Implants have a very high success rate and are meant to be a part of you for life! With this though, the need for follow-up care is very important. Regular monitoring of dental implants as part of a comprehensive periodontal evaluation and proper at home maintenance is crucial to a patient's implant health.

There are some risk factors that can lead to infections of the implant or peri-implantitis. These risk factors include previous periodontal disease, poor plaque control, inability to clean, residual cement, smoking, genetic factors diabetes, and occlusal overload (traumatic bite). Those with periodontal disease have up to eight times the risk of implant failure due to cross bacterial contamination between infected teeth and the implant.

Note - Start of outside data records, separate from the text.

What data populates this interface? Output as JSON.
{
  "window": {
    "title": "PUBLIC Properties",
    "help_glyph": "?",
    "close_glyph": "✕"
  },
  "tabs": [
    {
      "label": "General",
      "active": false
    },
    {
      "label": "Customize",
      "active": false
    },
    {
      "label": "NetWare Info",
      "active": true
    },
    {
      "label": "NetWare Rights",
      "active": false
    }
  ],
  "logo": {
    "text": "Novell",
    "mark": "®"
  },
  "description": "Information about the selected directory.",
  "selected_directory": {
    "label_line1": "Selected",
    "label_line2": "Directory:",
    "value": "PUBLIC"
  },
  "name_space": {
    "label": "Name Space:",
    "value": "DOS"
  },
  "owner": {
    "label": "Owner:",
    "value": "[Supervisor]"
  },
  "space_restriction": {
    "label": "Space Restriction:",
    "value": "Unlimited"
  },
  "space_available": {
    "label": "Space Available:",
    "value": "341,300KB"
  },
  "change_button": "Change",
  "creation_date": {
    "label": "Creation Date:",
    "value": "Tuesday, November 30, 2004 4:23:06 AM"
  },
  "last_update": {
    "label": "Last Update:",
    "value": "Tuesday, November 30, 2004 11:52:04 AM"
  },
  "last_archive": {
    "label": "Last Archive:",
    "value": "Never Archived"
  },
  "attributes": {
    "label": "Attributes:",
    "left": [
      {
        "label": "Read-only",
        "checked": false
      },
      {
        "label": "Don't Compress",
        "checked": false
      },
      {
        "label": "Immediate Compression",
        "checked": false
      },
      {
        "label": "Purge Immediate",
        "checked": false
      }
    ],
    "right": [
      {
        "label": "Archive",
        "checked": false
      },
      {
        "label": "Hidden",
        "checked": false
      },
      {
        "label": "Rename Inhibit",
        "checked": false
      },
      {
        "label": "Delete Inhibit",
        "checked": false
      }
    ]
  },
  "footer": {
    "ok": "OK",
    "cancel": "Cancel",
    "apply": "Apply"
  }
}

At this time, we recommend a yearly recall examination at our office, regardless of when your implant(s) was placed. The goal is to try and help prevent any possible infections from getting too advanced.

If you are diagnosed for an infection around your existing implant either by your general dentist or us, the next step is treatment. We offer many treatment options for ailing/failing implants. Traditionally, this method included surgical access with decontamination of the implant. If indicated, bone or soft tissue grafting is added to regenerate any lost supporting structures. In addition to traditional surgical methods, we use laser therapy. In our office, we use a combination of an Er:YAG and Nd:YAG to obtain the desired results, as well as, traditional therapies if needed. This combination approach gives the implant the best chance at success.

The Er:YAG wavelength of the Lightwalker is ideal for treating peri-implantitis since, while effectively killing bacteria, it can also be used directly on the surface of the implant without creating any heat or causing any damage to the implant.

In the attached article (view article), Professsor Gokbuget explains, "Unlike mechanical decontamination methods, which cannot fully adapt to the irregularities on the surface of an implant, lasers can irradiate the whole surface, reaching areas that are too small to receive mechanical instrumentation." He concludes that the Lightwalker's Er:YAG wavelength "can be safely and effectively utilized for degranulation and implant surface debridement".